Fairness Ordinance petition language issue
By: Cole Miller
The Lincoln City Council approved the ordinance earlier this month. It protects gays and transgenders in the workplace.
As for the petition drive, it's being led by the Nebraska Family Council and Family First Nebraska. They say they now have enough signatures to ask the Lincoln City Council to leave the vote up to the people.
But they now face a bit of a road block. The groups say City Attorney Rod Confer told them the petitions were worded or formed improperly. Confer says because he represents the city and city officials, he can't offer legal advice to anyone but his clients.
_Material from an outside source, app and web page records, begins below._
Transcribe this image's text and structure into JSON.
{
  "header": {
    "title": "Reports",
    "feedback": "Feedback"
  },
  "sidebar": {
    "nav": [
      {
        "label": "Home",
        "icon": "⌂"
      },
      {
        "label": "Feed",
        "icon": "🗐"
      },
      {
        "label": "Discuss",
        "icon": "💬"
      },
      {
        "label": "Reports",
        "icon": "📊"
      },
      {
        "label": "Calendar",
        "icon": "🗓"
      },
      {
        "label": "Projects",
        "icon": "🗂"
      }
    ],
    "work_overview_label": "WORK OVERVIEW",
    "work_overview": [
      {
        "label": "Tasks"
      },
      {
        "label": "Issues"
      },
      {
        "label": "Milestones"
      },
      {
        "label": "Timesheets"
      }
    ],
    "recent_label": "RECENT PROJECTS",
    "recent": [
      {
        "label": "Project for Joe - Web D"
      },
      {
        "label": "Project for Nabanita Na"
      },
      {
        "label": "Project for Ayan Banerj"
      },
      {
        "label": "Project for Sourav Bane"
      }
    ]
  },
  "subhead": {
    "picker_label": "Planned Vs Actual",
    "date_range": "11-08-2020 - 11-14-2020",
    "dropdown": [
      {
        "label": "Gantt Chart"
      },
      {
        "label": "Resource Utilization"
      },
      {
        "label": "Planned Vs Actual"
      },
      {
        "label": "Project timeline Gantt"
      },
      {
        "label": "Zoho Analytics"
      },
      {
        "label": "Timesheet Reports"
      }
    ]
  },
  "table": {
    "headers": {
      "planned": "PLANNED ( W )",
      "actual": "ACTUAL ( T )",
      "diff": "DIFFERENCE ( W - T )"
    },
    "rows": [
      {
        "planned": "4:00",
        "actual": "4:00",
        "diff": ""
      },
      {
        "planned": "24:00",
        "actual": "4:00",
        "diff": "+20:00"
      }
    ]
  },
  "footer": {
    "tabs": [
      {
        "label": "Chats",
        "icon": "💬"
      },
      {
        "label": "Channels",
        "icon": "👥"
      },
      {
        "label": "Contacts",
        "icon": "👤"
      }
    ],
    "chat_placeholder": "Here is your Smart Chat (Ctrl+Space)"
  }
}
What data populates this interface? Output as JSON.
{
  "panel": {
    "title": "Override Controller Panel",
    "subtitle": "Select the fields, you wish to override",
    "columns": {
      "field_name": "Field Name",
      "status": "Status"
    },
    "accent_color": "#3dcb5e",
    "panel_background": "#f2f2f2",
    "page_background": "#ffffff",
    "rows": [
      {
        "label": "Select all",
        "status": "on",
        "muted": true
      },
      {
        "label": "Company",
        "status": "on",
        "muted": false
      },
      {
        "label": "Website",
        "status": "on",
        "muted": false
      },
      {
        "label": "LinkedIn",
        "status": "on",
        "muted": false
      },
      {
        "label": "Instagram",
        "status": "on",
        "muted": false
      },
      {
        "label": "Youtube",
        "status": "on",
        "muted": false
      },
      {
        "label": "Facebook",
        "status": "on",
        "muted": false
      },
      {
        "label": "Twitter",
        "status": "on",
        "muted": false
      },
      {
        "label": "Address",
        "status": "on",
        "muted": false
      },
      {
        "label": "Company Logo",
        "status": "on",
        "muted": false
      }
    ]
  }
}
Family First Nebraska executive director Dale Bydalek says his team of lawyers can't find anything wrong with the petition language.
“We've looked at it. We can't see anything that we believe is detrimental to the petition process. So, we're left to guess at what Mr. Confer could be talking about,” said Bydalek.
The groups want the citizens of Lincoln to be able to vote on the ordinance.
“Bottom line is, it seems to me that on this issue, the Mayor, the City Council, the City Attorney would not so much want to govern us but basically rule over us in the way they've dealt with the issue and I think that rubs people the wrong way,” said Bydalek.
We spoke with Confer, but he didn't offer any additional comment. Thursday afternoon, Mayor Chris Beutler released a statement saying “the city attorney is bound by both state and city law to defend any measure passed by the city council and signed by the mayor. He cannot ethically represent both sides of an issue.”
The group has until Monday night to collect 2,500 signatures, but we're told they already have at least 5,000.
If the signatures are verified a couple of things could happen: The city council could repeal the ordinance and put it on the ballot for voters. Or, the city could challenge the petition in court.